ASSIGNMENT:
Show each line of the entries below in which the word "Параметры" appears.

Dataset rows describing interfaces
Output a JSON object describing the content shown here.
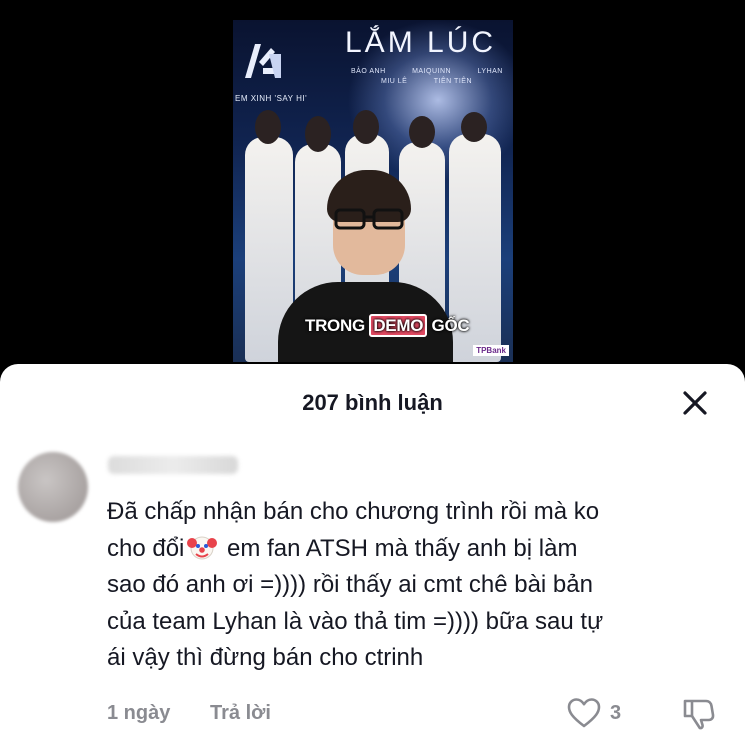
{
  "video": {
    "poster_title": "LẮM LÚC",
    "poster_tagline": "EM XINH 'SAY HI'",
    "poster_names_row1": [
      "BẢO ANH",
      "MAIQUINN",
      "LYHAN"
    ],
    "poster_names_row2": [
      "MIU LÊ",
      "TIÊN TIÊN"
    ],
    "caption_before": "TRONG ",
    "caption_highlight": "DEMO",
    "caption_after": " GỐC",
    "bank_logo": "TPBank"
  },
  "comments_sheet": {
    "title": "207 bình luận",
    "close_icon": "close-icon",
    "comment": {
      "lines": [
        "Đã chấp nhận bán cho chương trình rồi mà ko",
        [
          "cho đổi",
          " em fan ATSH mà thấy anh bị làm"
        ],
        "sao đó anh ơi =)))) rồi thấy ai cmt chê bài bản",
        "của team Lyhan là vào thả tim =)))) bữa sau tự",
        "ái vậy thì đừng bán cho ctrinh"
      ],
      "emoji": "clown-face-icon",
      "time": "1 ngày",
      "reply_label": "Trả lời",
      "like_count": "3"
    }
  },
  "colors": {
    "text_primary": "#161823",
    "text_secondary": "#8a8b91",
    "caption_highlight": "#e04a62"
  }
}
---
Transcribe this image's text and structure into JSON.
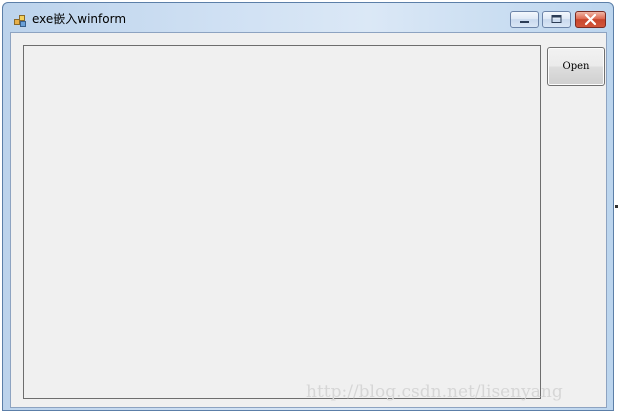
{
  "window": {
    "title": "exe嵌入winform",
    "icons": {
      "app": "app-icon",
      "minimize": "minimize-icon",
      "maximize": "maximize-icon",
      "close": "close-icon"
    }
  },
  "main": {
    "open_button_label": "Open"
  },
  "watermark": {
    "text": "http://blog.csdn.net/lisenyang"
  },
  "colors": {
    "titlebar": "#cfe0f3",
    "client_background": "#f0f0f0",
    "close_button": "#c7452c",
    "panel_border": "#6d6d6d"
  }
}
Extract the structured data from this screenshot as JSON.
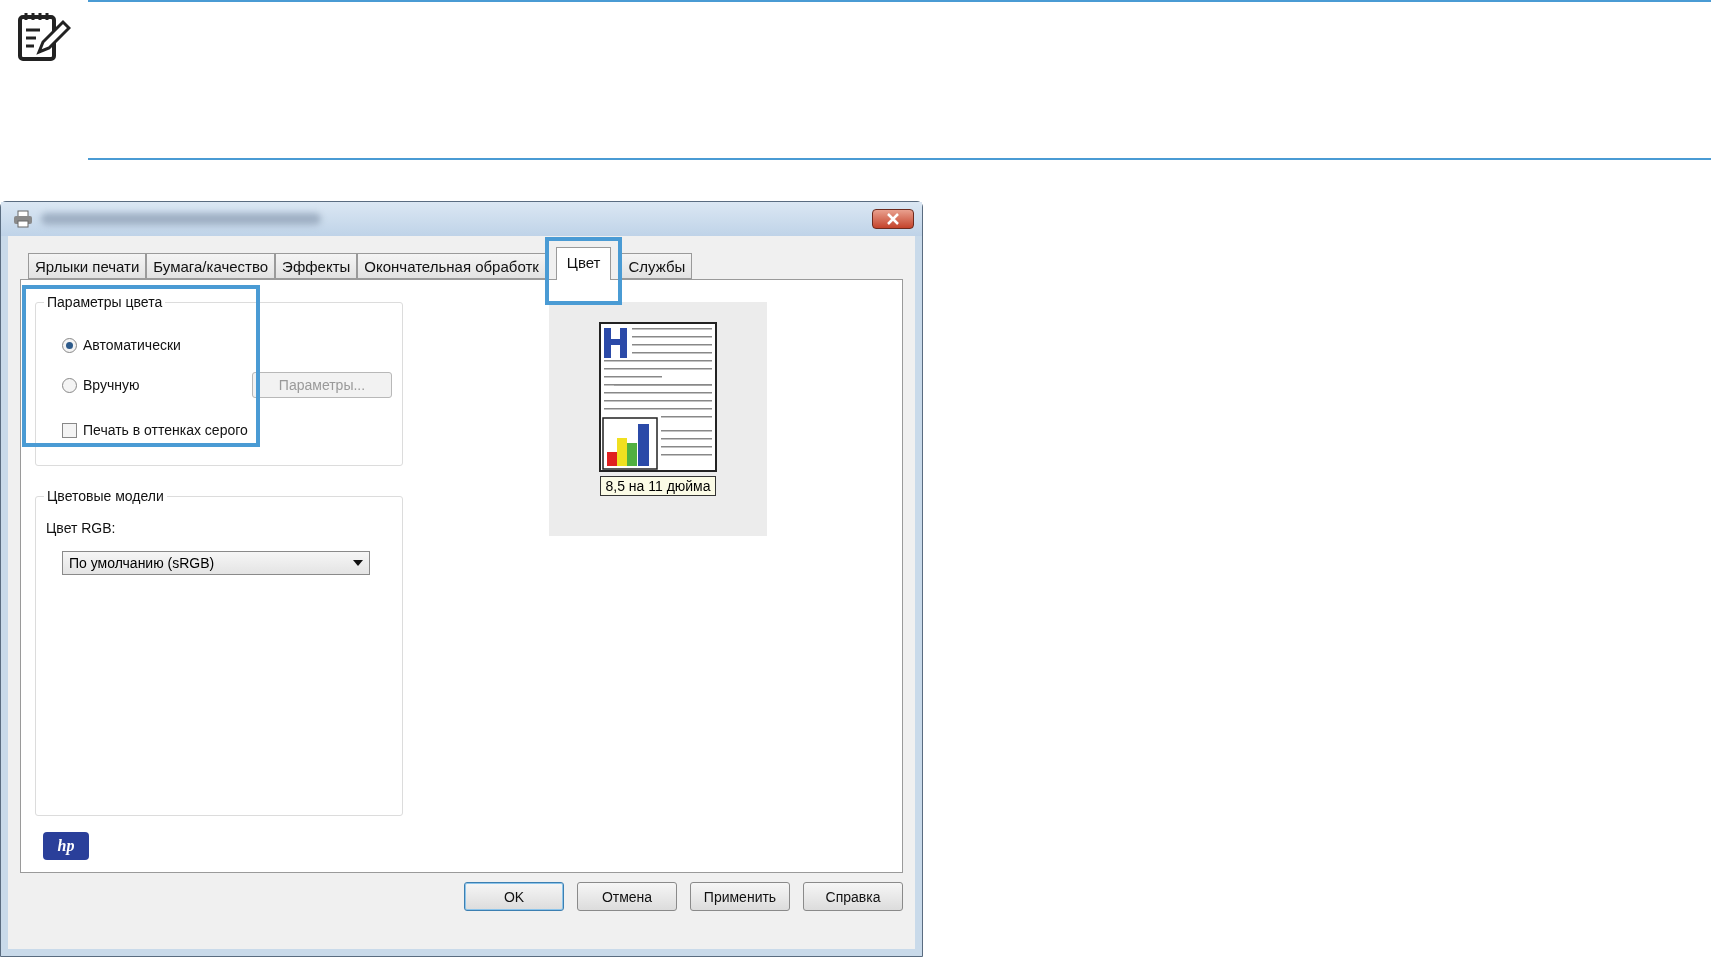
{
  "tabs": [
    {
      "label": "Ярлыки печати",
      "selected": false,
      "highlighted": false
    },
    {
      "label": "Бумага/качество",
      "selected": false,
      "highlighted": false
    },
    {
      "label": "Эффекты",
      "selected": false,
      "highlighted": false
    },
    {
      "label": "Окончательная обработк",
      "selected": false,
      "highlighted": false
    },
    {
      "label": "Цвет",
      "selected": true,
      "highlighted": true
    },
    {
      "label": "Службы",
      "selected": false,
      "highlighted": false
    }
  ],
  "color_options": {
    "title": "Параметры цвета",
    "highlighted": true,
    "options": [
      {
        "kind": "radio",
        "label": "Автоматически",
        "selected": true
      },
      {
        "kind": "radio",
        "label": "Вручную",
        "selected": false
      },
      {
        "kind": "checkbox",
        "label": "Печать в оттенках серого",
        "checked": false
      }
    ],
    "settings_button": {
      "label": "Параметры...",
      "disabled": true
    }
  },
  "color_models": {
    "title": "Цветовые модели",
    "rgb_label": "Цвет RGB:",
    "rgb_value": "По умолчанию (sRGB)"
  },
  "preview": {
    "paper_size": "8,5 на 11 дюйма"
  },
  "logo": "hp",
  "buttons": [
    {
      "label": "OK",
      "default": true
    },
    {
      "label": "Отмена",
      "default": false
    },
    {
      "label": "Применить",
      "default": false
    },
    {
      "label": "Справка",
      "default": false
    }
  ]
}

EXERCISE RESPONSE:
    "title": "Параметры цвета",
      "label": "Параметры...",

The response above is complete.